Last night at Wolf Trap there was music as familiar as a lover's touch, as fresh as a summer breeze. In a mostly Bolling concert, the formidable trio of pianist and composer Claude Bolling, flutist Jean-Pierre Rampal and guitarist Alexandre Lagoya proved just how much of a stronghold the French still have on the sweetest American jazz. It was a beautiful evening.

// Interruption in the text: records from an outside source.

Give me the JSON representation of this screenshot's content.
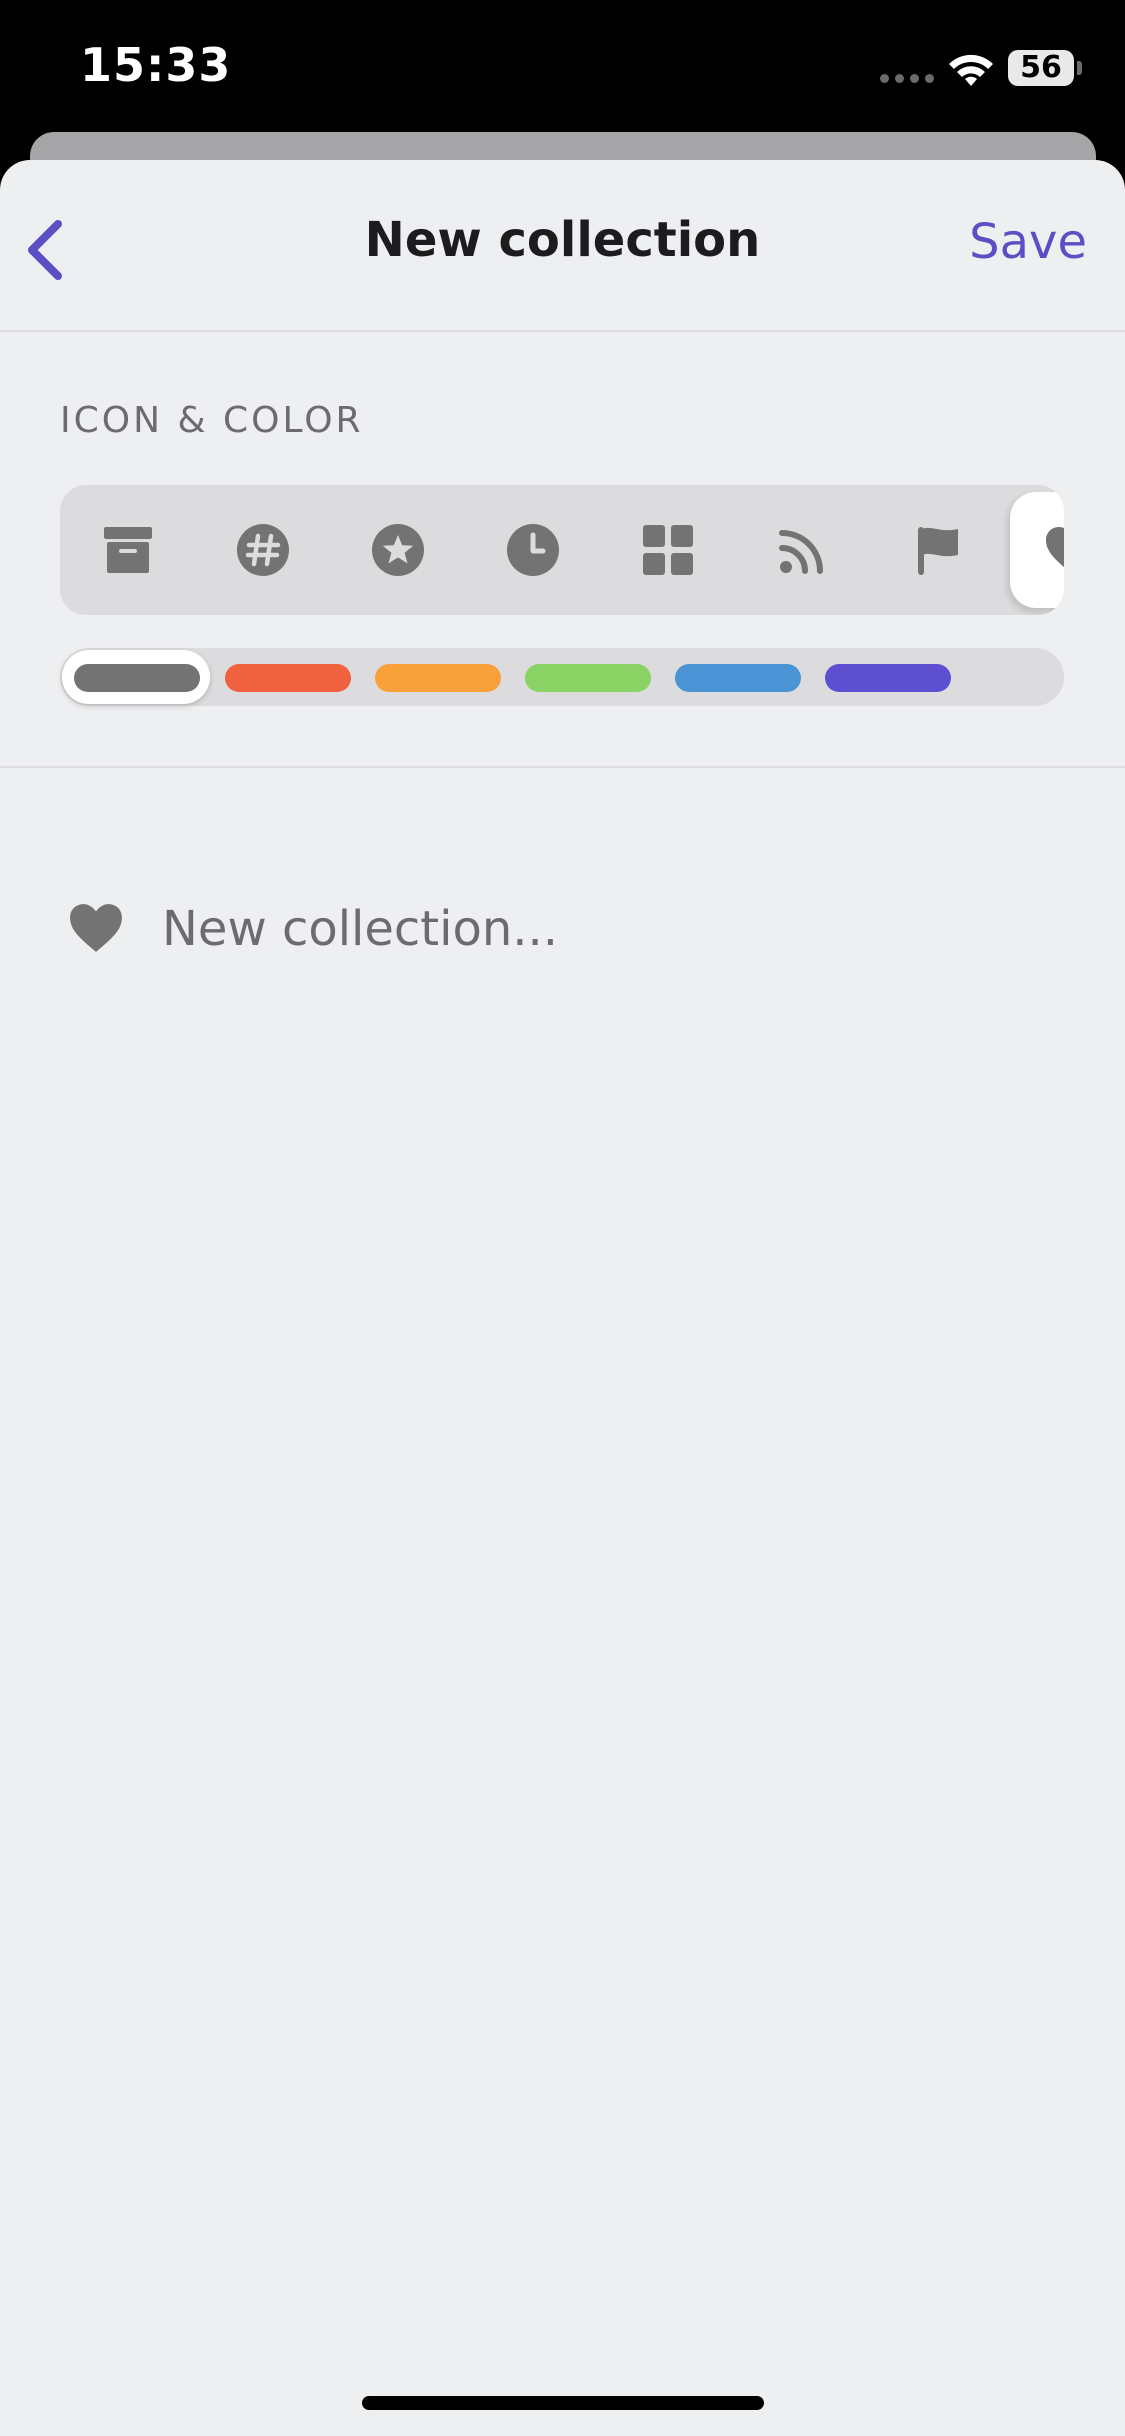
{
  "status_bar": {
    "time": "15:33",
    "battery": "56"
  },
  "nav": {
    "title": "New collection",
    "save_label": "Save",
    "back_icon": "chevron-left-icon"
  },
  "icon_color": {
    "section_label": "ICON & COLOR",
    "icons": [
      {
        "name": "archive-box-icon"
      },
      {
        "name": "hashtag-icon"
      },
      {
        "name": "star-icon"
      },
      {
        "name": "clock-icon"
      },
      {
        "name": "grid-icon"
      },
      {
        "name": "rss-icon"
      },
      {
        "name": "flag-icon"
      },
      {
        "name": "heart-icon",
        "selected": true
      }
    ],
    "colors": [
      {
        "name": "gray",
        "hex": "#737373",
        "selected": true
      },
      {
        "name": "red",
        "hex": "#f0613f"
      },
      {
        "name": "orange",
        "hex": "#f8a03a"
      },
      {
        "name": "green",
        "hex": "#8ad263"
      },
      {
        "name": "blue",
        "hex": "#4a93d4"
      },
      {
        "name": "purple",
        "hex": "#5e4fd1"
      }
    ]
  },
  "name_field": {
    "placeholder": "New collection...",
    "value": "",
    "icon": "heart-icon"
  },
  "theme": {
    "accent": "#5b4fc4",
    "icon_gray": "#737373"
  }
}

Bolling's music is always urbane yet never jaded. In it are echoes of Duke Ellington's "Manhattan" as well as Michel Legrand's "Rochefort." And then there is his own remarkable voice, best known since his 1976 hit record "Suite for Flute and Jazz Piano," an unprecedented best seller for the past 250 weeks. Rampal, for whom the work was composed, is quite simply the finest flutist alive. In only one of the many magical moments last night, the Suite defied musical classification and commanded the purest joy.
Rampal soared gently through this difficult work, the demands of which fall well within traditional flute technique but also nicely into the jazz idiom. In its second movement, Rampal caressed each tone before letting the audience hold it, in a sensual, relaxed improvisational atmosphere. The familiar score was ornamented and relaxed without once losing its pulse.

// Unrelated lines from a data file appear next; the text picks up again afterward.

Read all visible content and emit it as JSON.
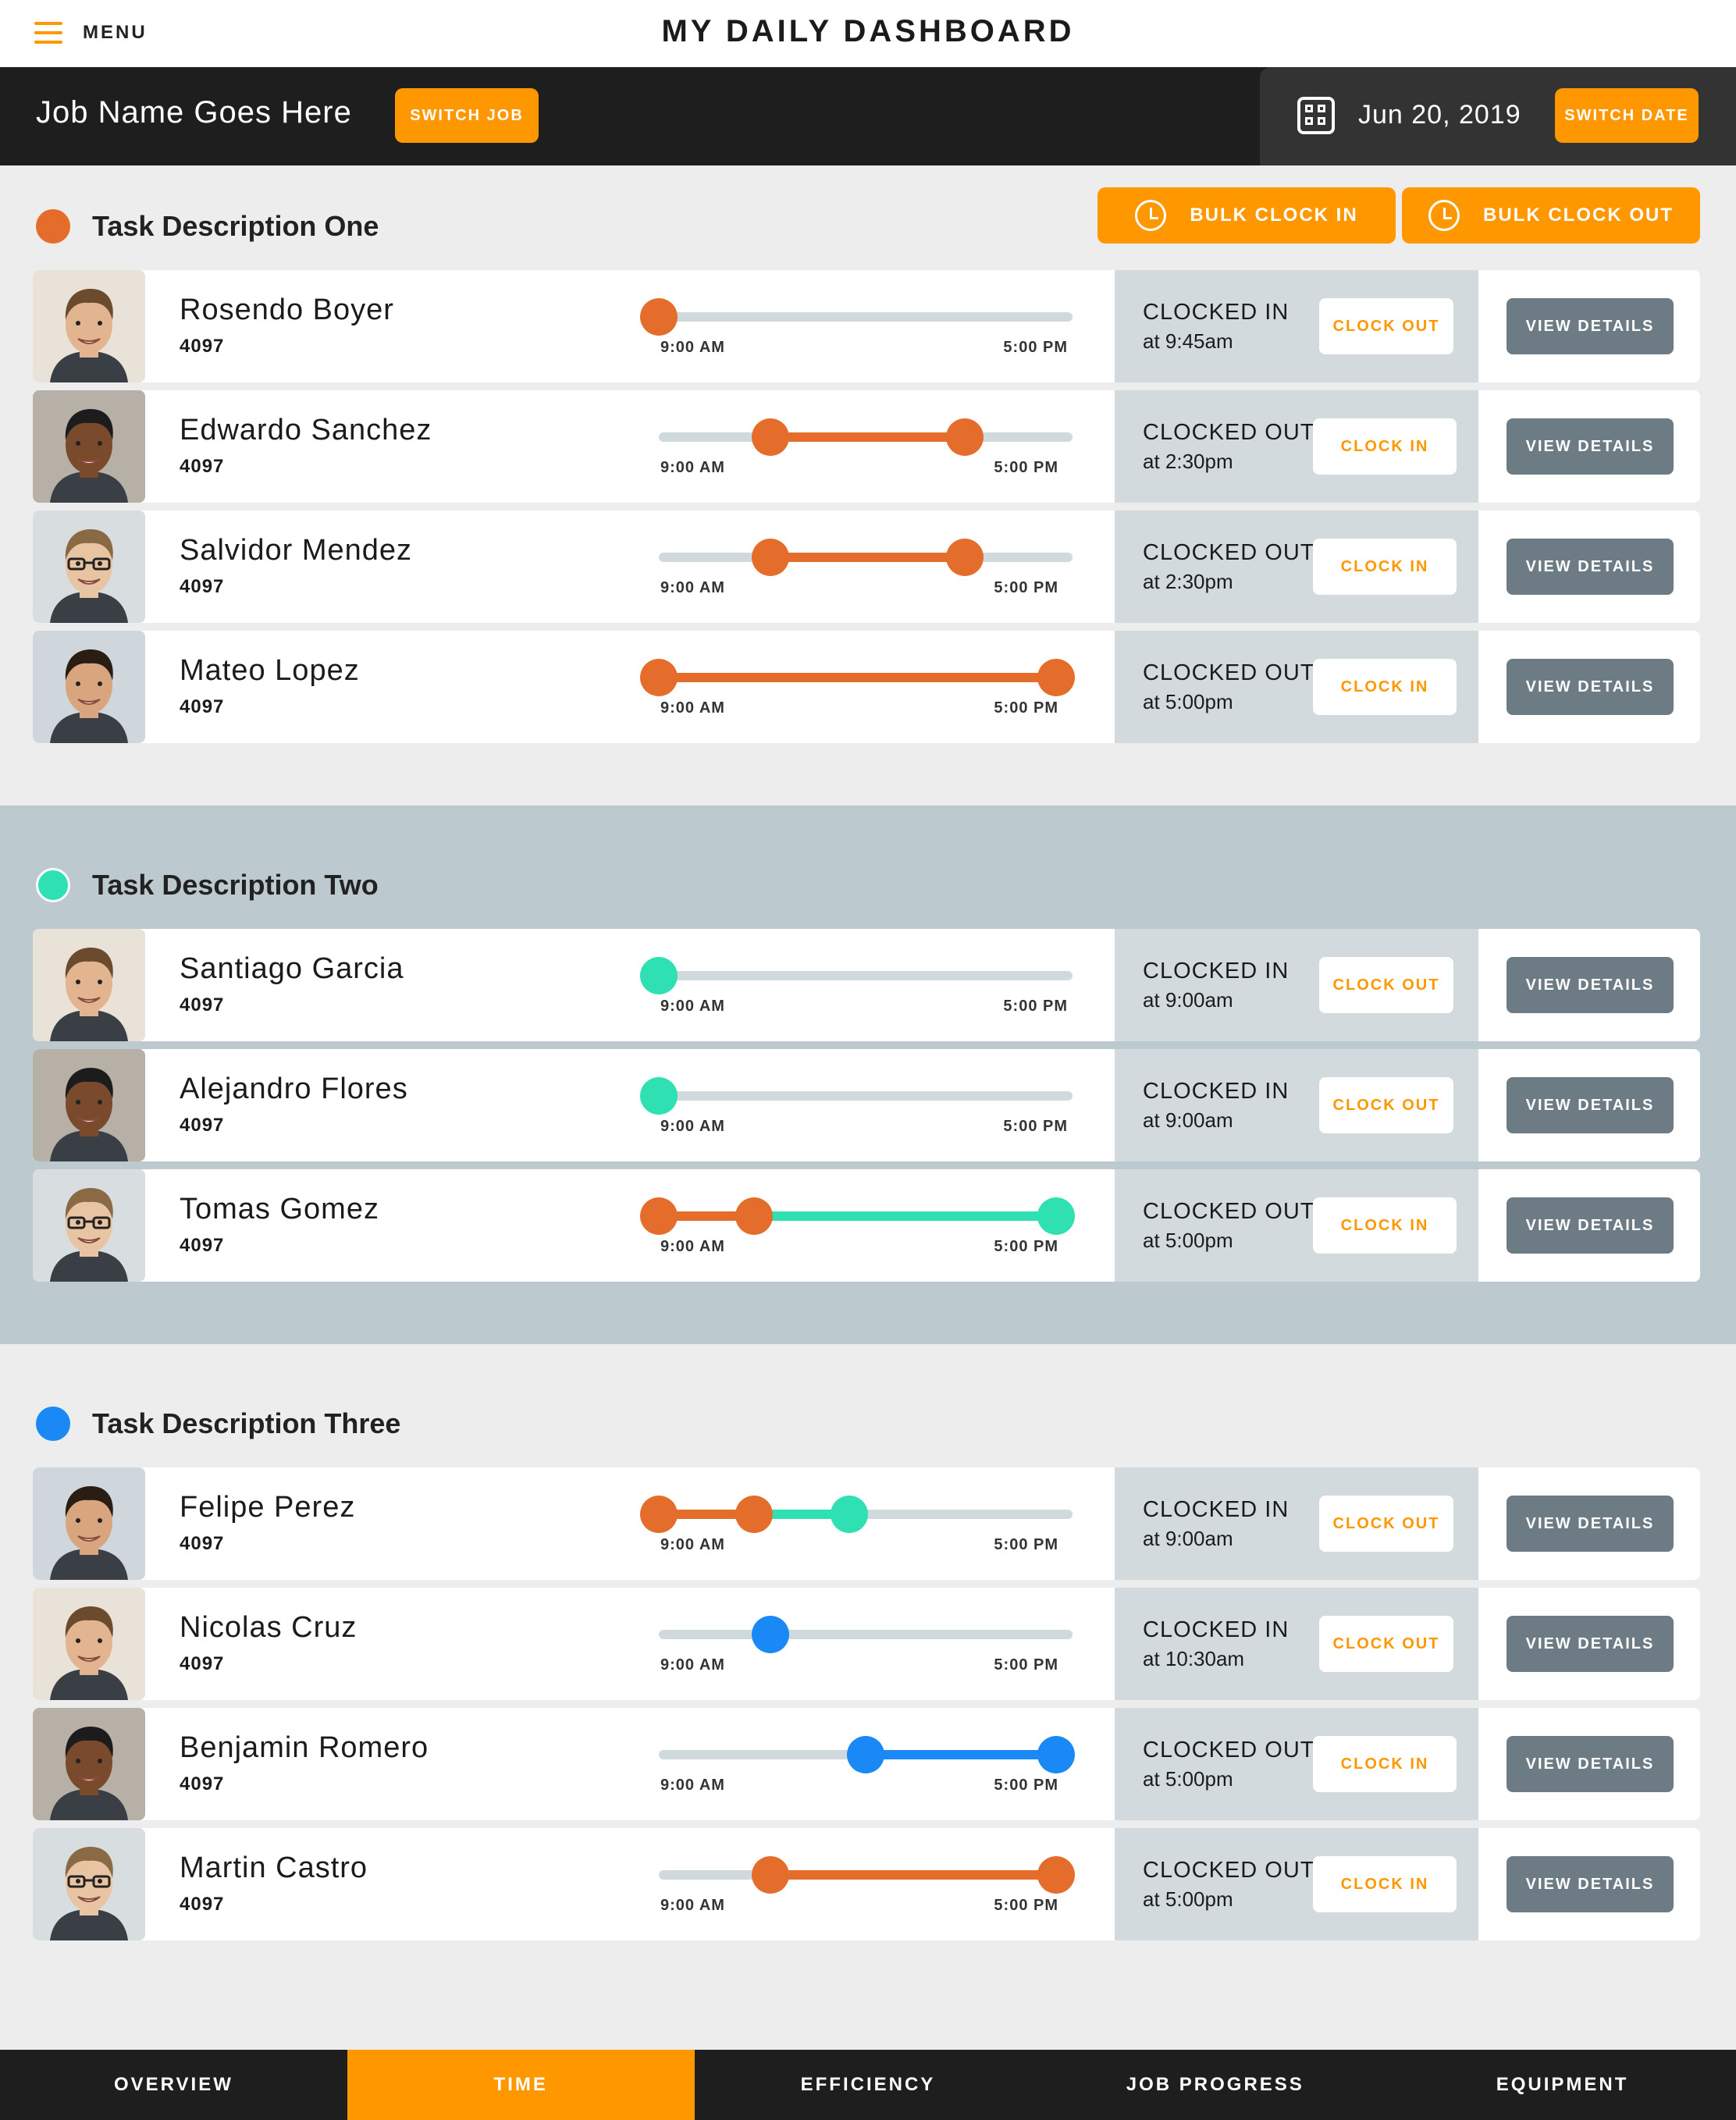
{
  "header": {
    "menu_label": "MENU",
    "title": "MY DAILY DASHBOARD"
  },
  "job": {
    "name": "Job Name Goes Here",
    "switch_job_label": "SWITCH JOB",
    "date": "Jun 20, 2019",
    "switch_date_label": "SWITCH DATE"
  },
  "bulk": {
    "clock_in_label": "BULK CLOCK IN",
    "clock_out_label": "BULK CLOCK OUT"
  },
  "colors": {
    "accent": "#ff9800",
    "task1": "#e56d2c",
    "task2": "#2fe0b3",
    "task3": "#1a88f5",
    "track": "#d0d9dc"
  },
  "timeline_labels": {
    "start": "9:00 AM",
    "end": "5:00 PM"
  },
  "buttons": {
    "clock_in": "CLOCK IN",
    "clock_out": "CLOCK OUT",
    "view_details": "VIEW DETAILS"
  },
  "tasks": [
    {
      "title": "Task Description One",
      "color": "#e56d2c",
      "employees": [
        {
          "name": "Rosendo Boyer",
          "id": "4097",
          "status": "CLOCKED IN",
          "time": "at 9:45am",
          "action": "CLOCK OUT",
          "knobs": [
            0.0
          ],
          "segments": []
        },
        {
          "name": "Edwardo Sanchez",
          "id": "4097",
          "status": "CLOCKED OUT",
          "time": "at 2:30pm",
          "action": "CLOCK IN",
          "knobs": [
            0.27,
            0.74
          ],
          "segments": [
            [
              0.27,
              0.74,
              "#e56d2c"
            ]
          ]
        },
        {
          "name": "Salvidor Mendez",
          "id": "4097",
          "status": "CLOCKED OUT",
          "time": "at 2:30pm",
          "action": "CLOCK IN",
          "knobs": [
            0.27,
            0.74
          ],
          "segments": [
            [
              0.27,
              0.74,
              "#e56d2c"
            ]
          ]
        },
        {
          "name": "Mateo Lopez",
          "id": "4097",
          "status": "CLOCKED OUT",
          "time": "at 5:00pm",
          "action": "CLOCK IN",
          "knobs": [
            0.0,
            0.96
          ],
          "segments": [
            [
              0.0,
              0.96,
              "#e56d2c"
            ]
          ]
        }
      ]
    },
    {
      "title": "Task Description Two",
      "color": "#2fe0b3",
      "employees": [
        {
          "name": "Santiago Garcia",
          "id": "4097",
          "status": "CLOCKED IN",
          "time": "at 9:00am",
          "action": "CLOCK OUT",
          "knobs": [
            0.0
          ],
          "segments": []
        },
        {
          "name": "Alejandro Flores",
          "id": "4097",
          "status": "CLOCKED IN",
          "time": "at 9:00am",
          "action": "CLOCK OUT",
          "knobs": [
            0.0
          ],
          "segments": []
        },
        {
          "name": "Tomas Gomez",
          "id": "4097",
          "status": "CLOCKED OUT",
          "time": "at 5:00pm",
          "action": "CLOCK IN",
          "knobs": [
            0.0,
            0.23,
            0.96
          ],
          "segments": [
            [
              0.0,
              0.23,
              "#e56d2c"
            ],
            [
              0.23,
              0.96,
              "#2fe0b3"
            ]
          ]
        }
      ]
    },
    {
      "title": "Task Description Three",
      "color": "#1a88f5",
      "employees": [
        {
          "name": "Felipe Perez",
          "id": "4097",
          "status": "CLOCKED IN",
          "time": "at 9:00am",
          "action": "CLOCK OUT",
          "knobs": [
            0.0,
            0.23,
            0.46
          ],
          "segments": [
            [
              0.0,
              0.23,
              "#e56d2c"
            ],
            [
              0.23,
              0.46,
              "#2fe0b3"
            ]
          ]
        },
        {
          "name": "Nicolas Cruz",
          "id": "4097",
          "status": "CLOCKED IN",
          "time": "at 10:30am",
          "action": "CLOCK OUT",
          "knobs": [
            0.27
          ],
          "segments": []
        },
        {
          "name": "Benjamin Romero",
          "id": "4097",
          "status": "CLOCKED OUT",
          "time": "at 5:00pm",
          "action": "CLOCK IN",
          "knobs": [
            0.5,
            0.96
          ],
          "segments": [
            [
              0.5,
              0.96,
              "#1a88f5"
            ]
          ]
        },
        {
          "name": "Martin Castro",
          "id": "4097",
          "status": "CLOCKED OUT",
          "time": "at 5:00pm",
          "action": "CLOCK IN",
          "knobs": [
            0.27,
            0.96
          ],
          "segments": [
            [
              0.27,
              0.96,
              "#e56d2c"
            ]
          ]
        }
      ]
    }
  ],
  "nav": {
    "tabs": [
      "OVERVIEW",
      "TIME",
      "EFFICIENCY",
      "JOB PROGRESS",
      "EQUIPMENT"
    ],
    "active": "TIME"
  }
}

Bolling's piano was no less wondrous, both here and elsewhere in the program. In his hands the most daring rhythmic change can sound easy and natural, just as his most sentimental melodies are always unquestionably sincere. Playig in his own trio -- with bassist Marc Michel and percussionist Umberto Pagini -- his pianism was equal to that of jazz greats from Fats Waller to Keith Jarrett. And his blend with Lagoya's guitar, though less successful musically, was never less than thrilling.
There is a nouveau-boogie flavor to Bolling's piano writing that is never posed, never forced. It served him well in his "Picnic Suite," as Lagoya's misty guitar echoed Rampal's flute in syncopation, just as earlier it had underlined it madly in a reduction of a ravi shankar raga. It was a remarkable midsummer night.